* _Task_
Copy out the entries exactly, and wherever a picture appears, leave it out.

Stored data
"""

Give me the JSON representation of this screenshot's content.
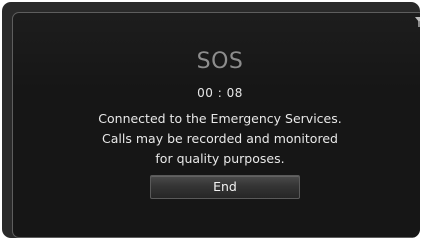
{
  "sos_screen": {
    "title": "SOS",
    "timer": "00 : 08",
    "message_lines": [
      "Connected to the Emergency Services.",
      "Calls may be recorded and monitored",
      "for quality purposes."
    ],
    "end_button_label": "End"
  },
  "status_bar": {
    "signal_icon": "signal-antenna-icon"
  },
  "colors": {
    "background": "#161616",
    "frame": "#2a2a2a",
    "title_text": "#8d8d8d",
    "body_text": "#e8e8e8"
  }
}
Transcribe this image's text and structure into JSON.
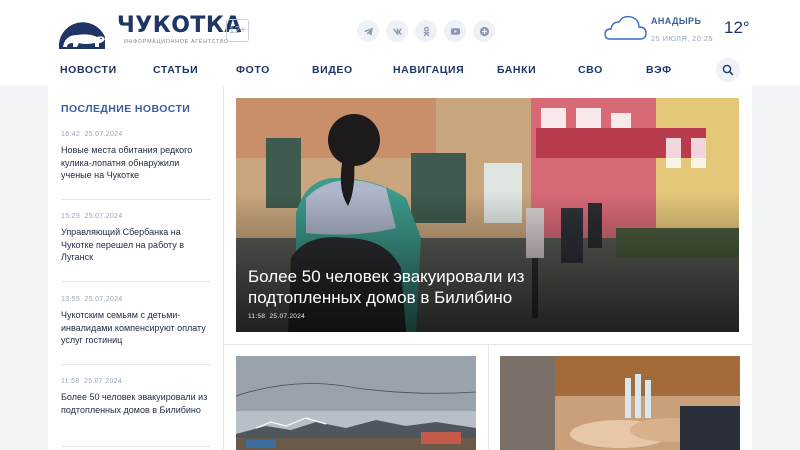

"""

* _Written answer_
Give me the JSON representation of this screenshot's content.
{
  "sos_screen": {
    "title": "SOS",
    "timer": "00 : 08",
    "message_lines": [
      "Connected to the Emergency Services.",
      "Calls may be recorded and monitored",
      "for quality purposes."
    ],
    "end_button_label": "End"
  },
  "status_bar": {
    "signal_icon": "signal-antenna-icon"
  },
  "colors": {
    "background": "#161616",
    "frame": "#2a2a2a",
    "title_text": "#8d8d8d",
    "body_text": "#e8e8e8"
  }
}
Transcribe this image's text and structure into JSON.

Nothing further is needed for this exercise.